Larry never saw it coming. He ran a nice business and made a good living. His employees appreciated their jobs and enjoyed working with him.
Then one day a proposal arrived from a potential customer that made his mouth water. He’d been chasing this customer for months, trying to get a
chance to bid. If he got this job it could triple his business in the next 18 months. Larry saw dollar signs; he desperately wanted to get this work.
Larry did get the contract and along the way learned five important lessons about growing too fast.
Lesson 1: Fast growth creates debt
To his credit, Larry ran the numbers; he knew how many machines he’d need and how many man-hours would be required to ship on time. What he hadn’t taken into consideration was breakdowns, unskilled employees, additional support equipment, the cost of purchasing material and extra overhead costs. Larry thought he had enough cash on hand to work through the phase-in, but he was wrong. It wasn’t long before he was taking on debt. More orders meant more debt and a vicious cycle began. Even though he had plenty of money coming in, he owed more and had a difficult time paying all his bills.
Lesson 2: Fast growth can create unhappy customers Before he got on the growth treadmill, Larry had been providing a great product and exceptional customer service – which is what attracted the prospective customer in the first place. He had an impressive reputation. With a manageable number of clients, he had been able to give each one the personal attention that made his company special.
It was inevitable that the bigger his business got the less time Larry had to interact with his clients. He was so busy handling the myriad of duties required to grow his business that he failed to manage customer’s expectations. Some felt so put-out they started pulling their work.
Lesson 3: Growing too fast makes you forget your original goal
Larry started his own business because he disliked working for big companies. He wanted to own a business that ran according to his principles, treated people with respect and one that he could be proud to own.
The lure of new opportunities and the prospect of big contracts though, was too hard to resist. While Larry was working hard to put all the pieces together and satisfy new contract requirements, he turned his back on the duties and the client base that had made him successful in the first place.
Lesson 4: Growing too fast can drive good employees away
When Larry accepted the new contract, it significantly increased the demands on his employees individually and on his team as a whole. Every job was a rush and seemed to carry its own set of problems. Lines of communication broke down and Larry was so preoccupied with details that he missed the warning signs.
He had a group of experienced, long-term employees but they weren’t trained for leadership positions. They were caught off-guard and overwhelmed by their new responsibilities. Some of his best left and Larry lost institutional memory, customers and money.
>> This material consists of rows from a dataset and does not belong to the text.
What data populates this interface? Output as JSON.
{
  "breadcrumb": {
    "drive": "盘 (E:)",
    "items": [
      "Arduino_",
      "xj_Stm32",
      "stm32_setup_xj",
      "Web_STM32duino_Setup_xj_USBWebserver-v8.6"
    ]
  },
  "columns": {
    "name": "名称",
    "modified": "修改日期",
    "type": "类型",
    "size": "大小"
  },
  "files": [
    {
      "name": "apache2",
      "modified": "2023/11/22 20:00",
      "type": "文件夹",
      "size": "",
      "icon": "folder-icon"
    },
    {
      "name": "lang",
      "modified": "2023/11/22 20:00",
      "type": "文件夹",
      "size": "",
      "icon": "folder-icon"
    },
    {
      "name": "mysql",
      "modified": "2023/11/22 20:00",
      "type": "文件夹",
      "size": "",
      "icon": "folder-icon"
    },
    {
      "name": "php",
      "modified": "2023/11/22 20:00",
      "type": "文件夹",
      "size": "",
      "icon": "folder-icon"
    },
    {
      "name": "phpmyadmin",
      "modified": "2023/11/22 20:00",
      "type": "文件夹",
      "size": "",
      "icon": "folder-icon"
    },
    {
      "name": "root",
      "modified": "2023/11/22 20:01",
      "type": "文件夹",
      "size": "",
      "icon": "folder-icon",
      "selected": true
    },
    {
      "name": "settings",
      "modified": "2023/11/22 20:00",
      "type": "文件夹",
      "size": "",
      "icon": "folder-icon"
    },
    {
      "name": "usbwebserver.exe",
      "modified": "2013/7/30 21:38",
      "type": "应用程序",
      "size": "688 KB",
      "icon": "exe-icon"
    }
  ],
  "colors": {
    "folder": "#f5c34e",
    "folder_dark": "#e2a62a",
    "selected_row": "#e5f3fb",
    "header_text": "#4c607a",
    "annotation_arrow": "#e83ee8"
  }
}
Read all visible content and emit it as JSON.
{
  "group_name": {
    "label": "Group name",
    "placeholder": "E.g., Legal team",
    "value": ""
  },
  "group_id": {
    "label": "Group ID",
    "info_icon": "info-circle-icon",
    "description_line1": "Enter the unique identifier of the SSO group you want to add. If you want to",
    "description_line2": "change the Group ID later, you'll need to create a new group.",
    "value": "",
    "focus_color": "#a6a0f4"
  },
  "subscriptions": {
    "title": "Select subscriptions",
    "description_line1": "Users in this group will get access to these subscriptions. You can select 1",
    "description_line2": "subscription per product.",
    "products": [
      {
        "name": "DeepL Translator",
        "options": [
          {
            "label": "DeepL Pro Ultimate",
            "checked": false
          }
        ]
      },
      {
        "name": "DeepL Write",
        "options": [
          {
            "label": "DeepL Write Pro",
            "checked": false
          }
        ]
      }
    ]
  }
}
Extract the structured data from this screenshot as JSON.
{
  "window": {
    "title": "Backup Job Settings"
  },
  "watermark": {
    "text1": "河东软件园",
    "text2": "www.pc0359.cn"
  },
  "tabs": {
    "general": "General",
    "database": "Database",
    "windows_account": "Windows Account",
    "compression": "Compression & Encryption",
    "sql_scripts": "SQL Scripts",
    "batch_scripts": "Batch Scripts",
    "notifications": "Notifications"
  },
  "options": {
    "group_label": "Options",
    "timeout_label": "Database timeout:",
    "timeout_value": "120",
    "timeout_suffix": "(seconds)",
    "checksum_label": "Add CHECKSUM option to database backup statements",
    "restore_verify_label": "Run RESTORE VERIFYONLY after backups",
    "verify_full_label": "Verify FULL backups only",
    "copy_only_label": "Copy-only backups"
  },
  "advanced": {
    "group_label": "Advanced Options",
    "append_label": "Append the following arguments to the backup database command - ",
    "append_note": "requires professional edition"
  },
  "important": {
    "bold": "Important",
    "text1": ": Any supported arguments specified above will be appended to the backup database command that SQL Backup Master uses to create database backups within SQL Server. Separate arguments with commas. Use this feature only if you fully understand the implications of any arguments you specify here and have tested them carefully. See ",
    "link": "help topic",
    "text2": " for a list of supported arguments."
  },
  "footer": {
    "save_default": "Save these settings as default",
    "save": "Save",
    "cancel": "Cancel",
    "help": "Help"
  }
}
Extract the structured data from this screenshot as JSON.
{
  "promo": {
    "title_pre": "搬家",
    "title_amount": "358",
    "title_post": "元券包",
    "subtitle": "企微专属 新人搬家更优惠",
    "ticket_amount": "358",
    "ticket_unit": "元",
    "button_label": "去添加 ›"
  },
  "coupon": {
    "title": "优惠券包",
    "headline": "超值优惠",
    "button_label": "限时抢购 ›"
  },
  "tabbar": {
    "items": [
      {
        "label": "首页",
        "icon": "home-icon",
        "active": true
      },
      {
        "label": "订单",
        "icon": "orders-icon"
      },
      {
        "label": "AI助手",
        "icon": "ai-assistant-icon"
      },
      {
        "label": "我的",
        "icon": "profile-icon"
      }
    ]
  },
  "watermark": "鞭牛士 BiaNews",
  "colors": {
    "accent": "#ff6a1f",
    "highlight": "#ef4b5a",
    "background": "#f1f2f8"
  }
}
Lesson 5: Growing too fast makes you focus on the short term
When Larry was in the middle of his growth spurt he felt amazing. Cash was rolling in and he thought he was on the top of the world. His Profit & Loss statements looked good and he was beginning to think that worrying about paying bills and managing expenses and operating costs were a thing of the past. But Larry had stepped into a dangerous trap. He made the mistake of only looking at short-term profits instead of considering what needed to be done to sustain long-term growth. He used cash to buy a new company car and pay for a vacation for his family. He burned through his cash reserves and maxed out his line of credit thinking the good days would never end. Unfortunately they did.
Small businesses need growth to succeed, but growth is complex. It’s requires keeping your eye on three areas of your business: your systems, your staff and your cashreserves. Successful growth requires taking time to plan and prepare to sustain all three areas as your business increases.
Good luck and smart growth.